**DATA LISTING:**
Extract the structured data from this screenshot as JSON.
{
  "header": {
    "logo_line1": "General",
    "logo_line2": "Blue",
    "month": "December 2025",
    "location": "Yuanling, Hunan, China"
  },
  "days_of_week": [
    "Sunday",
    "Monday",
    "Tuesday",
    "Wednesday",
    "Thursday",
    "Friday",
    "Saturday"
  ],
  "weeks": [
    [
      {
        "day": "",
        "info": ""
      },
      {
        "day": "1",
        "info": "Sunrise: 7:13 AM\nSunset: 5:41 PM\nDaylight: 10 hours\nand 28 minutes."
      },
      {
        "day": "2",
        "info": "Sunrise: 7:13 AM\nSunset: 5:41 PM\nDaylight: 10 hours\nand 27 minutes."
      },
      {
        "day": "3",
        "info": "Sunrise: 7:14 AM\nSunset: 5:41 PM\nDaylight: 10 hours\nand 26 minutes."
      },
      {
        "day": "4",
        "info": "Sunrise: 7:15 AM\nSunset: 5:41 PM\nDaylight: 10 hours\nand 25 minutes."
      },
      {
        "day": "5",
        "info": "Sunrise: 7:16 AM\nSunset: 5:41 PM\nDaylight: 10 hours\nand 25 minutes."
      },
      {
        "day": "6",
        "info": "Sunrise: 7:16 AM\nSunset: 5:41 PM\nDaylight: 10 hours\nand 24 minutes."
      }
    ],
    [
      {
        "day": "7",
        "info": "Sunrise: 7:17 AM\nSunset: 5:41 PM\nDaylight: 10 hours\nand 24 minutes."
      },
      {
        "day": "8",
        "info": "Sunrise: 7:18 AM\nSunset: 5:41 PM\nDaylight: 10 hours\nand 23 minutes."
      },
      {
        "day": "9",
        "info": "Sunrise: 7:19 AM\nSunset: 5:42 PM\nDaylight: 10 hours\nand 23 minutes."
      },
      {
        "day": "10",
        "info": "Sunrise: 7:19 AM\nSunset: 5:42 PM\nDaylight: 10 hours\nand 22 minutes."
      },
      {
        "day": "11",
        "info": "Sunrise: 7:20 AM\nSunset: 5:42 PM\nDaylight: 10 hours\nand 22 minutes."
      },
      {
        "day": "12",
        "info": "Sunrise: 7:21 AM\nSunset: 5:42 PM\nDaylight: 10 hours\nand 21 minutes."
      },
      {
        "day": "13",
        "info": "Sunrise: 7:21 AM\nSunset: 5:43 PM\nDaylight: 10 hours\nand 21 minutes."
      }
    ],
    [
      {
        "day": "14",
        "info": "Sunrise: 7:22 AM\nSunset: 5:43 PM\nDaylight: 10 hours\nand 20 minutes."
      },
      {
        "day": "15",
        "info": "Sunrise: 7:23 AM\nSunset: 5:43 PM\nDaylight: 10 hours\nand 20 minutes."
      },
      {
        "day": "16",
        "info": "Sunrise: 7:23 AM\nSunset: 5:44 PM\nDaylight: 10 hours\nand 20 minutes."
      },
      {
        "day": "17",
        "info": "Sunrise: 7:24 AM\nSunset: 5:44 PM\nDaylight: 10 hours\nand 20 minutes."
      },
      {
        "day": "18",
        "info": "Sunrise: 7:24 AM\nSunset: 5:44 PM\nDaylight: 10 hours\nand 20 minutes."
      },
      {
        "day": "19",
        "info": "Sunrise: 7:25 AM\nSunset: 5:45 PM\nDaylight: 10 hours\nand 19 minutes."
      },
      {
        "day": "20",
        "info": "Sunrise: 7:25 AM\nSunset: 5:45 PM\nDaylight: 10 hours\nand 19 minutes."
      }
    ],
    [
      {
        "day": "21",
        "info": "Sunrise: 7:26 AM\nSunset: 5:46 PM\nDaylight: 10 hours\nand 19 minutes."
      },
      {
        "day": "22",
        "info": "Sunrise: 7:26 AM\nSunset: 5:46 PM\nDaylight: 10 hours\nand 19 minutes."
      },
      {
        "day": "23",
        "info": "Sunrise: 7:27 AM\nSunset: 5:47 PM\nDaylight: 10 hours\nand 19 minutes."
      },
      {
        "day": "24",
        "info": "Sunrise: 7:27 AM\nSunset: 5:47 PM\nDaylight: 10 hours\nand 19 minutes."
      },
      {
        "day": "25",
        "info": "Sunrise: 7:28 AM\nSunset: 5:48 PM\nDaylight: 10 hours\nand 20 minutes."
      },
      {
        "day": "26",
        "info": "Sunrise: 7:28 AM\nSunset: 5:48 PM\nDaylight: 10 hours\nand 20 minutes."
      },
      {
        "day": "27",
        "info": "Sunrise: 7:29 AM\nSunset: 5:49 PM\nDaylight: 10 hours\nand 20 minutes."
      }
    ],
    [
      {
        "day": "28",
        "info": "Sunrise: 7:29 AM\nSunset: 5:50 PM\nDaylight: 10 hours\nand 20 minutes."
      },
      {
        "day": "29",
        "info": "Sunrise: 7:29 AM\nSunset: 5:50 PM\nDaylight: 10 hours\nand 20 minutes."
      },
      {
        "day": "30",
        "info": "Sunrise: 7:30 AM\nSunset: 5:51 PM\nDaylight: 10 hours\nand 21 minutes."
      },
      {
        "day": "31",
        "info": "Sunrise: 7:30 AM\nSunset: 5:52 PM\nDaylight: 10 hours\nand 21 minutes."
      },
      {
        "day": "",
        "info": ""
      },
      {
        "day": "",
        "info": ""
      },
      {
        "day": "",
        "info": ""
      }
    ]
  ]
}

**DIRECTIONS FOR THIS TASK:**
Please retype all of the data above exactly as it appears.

**ANSWER FOR THIS EXERCISE:**
Extract the structured data from this screenshot as JSON.
{
  "header": {
    "logo_line1": "General",
    "logo_line2": "Blue",
    "month": "December 2025",
    "location": "Yuanling, Hunan, China"
  },
  "days_of_week": [
    "Sunday",
    "Monday",
    "Tuesday",
    "Wednesday",
    "Thursday",
    "Friday",
    "Saturday"
  ],
  "weeks": [
    [
      {
        "day": "",
        "info": ""
      },
      {
        "day": "1",
        "info": "Sunrise: 7:13 AM\nSunset: 5:41 PM\nDaylight: 10 hours\nand 28 minutes."
      },
      {
        "day": "2",
        "info": "Sunrise: 7:13 AM\nSunset: 5:41 PM\nDaylight: 10 hours\nand 27 minutes."
      },
      {
        "day": "3",
        "info": "Sunrise: 7:14 AM\nSunset: 5:41 PM\nDaylight: 10 hours\nand 26 minutes."
      },
      {
        "day": "4",
        "info": "Sunrise: 7:15 AM\nSunset: 5:41 PM\nDaylight: 10 hours\nand 25 minutes."
      },
      {
        "day": "5",
        "info": "Sunrise: 7:16 AM\nSunset: 5:41 PM\nDaylight: 10 hours\nand 25 minutes."
      },
      {
        "day": "6",
        "info": "Sunrise: 7:16 AM\nSunset: 5:41 PM\nDaylight: 10 hours\nand 24 minutes."
      }
    ],
    [
      {
        "day": "7",
        "info": "Sunrise: 7:17 AM\nSunset: 5:41 PM\nDaylight: 10 hours\nand 24 minutes."
      },
      {
        "day": "8",
        "info": "Sunrise: 7:18 AM\nSunset: 5:41 PM\nDaylight: 10 hours\nand 23 minutes."
      },
      {
        "day": "9",
        "info": "Sunrise: 7:19 AM\nSunset: 5:42 PM\nDaylight: 10 hours\nand 23 minutes."
      },
      {
        "day": "10",
        "info": "Sunrise: 7:19 AM\nSunset: 5:42 PM\nDaylight: 10 hours\nand 22 minutes."
      },
      {
        "day": "11",
        "info": "Sunrise: 7:20 AM\nSunset: 5:42 PM\nDaylight: 10 hours\nand 22 minutes."
      },
      {
        "day": "12",
        "info": "Sunrise: 7:21 AM\nSunset: 5:42 PM\nDaylight: 10 hours\nand 21 minutes."
      },
      {
        "day": "13",
        "info": "Sunrise: 7:21 AM\nSunset: 5:43 PM\nDaylight: 10 hours\nand 21 minutes."
      }
    ],
    [
      {
        "day": "14",
        "info": "Sunrise: 7:22 AM\nSunset: 5:43 PM\nDaylight: 10 hours\nand 20 minutes."
      },
      {
        "day": "15",
        "info": "Sunrise: 7:23 AM\nSunset: 5:43 PM\nDaylight: 10 hours\nand 20 minutes."
      },
      {
        "day": "16",
        "info": "Sunrise: 7:23 AM\nSunset: 5:44 PM\nDaylight: 10 hours\nand 20 minutes."
      },
      {
        "day": "17",
        "info": "Sunrise: 7:24 AM\nSunset: 5:44 PM\nDaylight: 10 hours\nand 20 minutes."
      },
      {
        "day": "18",
        "info": "Sunrise: 7:24 AM\nSunset: 5:44 PM\nDaylight: 10 hours\nand 20 minutes."
      },
      {
        "day": "19",
        "info": "Sunrise: 7:25 AM\nSunset: 5:45 PM\nDaylight: 10 hours\nand 19 minutes."
      },
      {
        "day": "20",
        "info": "Sunrise: 7:25 AM\nSunset: 5:45 PM\nDaylight: 10 hours\nand 19 minutes."
      }
    ],
    [
      {
        "day": "21",
        "info": "Sunrise: 7:26 AM\nSunset: 5:46 PM\nDaylight: 10 hours\nand 19 minutes."
      },
      {
        "day": "22",
        "info": "Sunrise: 7:26 AM\nSunset: 5:46 PM\nDaylight: 10 hours\nand 19 minutes."
      },
      {
        "day": "23",
        "info": "Sunrise: 7:27 AM\nSunset: 5:47 PM\nDaylight: 10 hours\nand 19 minutes."
      },
      {
        "day": "24",
        "info": "Sunrise: 7:27 AM\nSunset: 5:47 PM\nDaylight: 10 hours\nand 19 minutes."
      },
      {
        "day": "25",
        "info": "Sunrise: 7:28 AM\nSunset: 5:48 PM\nDaylight: 10 hours\nand 20 minutes."
      },
      {
        "day": "26",
        "info": "Sunrise: 7:28 AM\nSunset: 5:48 PM\nDaylight: 10 hours\nand 20 minutes."
      },
      {
        "day": "27",
        "info": "Sunrise: 7:29 AM\nSunset: 5:49 PM\nDaylight: 10 hours\nand 20 minutes."
      }
    ],
    [
      {
        "day": "28",
        "info": "Sunrise: 7:29 AM\nSunset: 5:50 PM\nDaylight: 10 hours\nand 20 minutes."
      },
      {
        "day": "29",
        "info": "Sunrise: 7:29 AM\nSunset: 5:50 PM\nDaylight: 10 hours\nand 20 minutes."
      },
      {
        "day": "30",
        "info": "Sunrise: 7:30 AM\nSunset: 5:51 PM\nDaylight: 10 hours\nand 21 minutes."
      },
      {
        "day": "31",
        "info": "Sunrise: 7:30 AM\nSunset: 5:52 PM\nDaylight: 10 hours\nand 21 minutes."
      },
      {
        "day": "",
        "info": ""
      },
      {
        "day": "",
        "info": ""
      },
      {
        "day": "",
        "info": ""
      }
    ]
  ]
}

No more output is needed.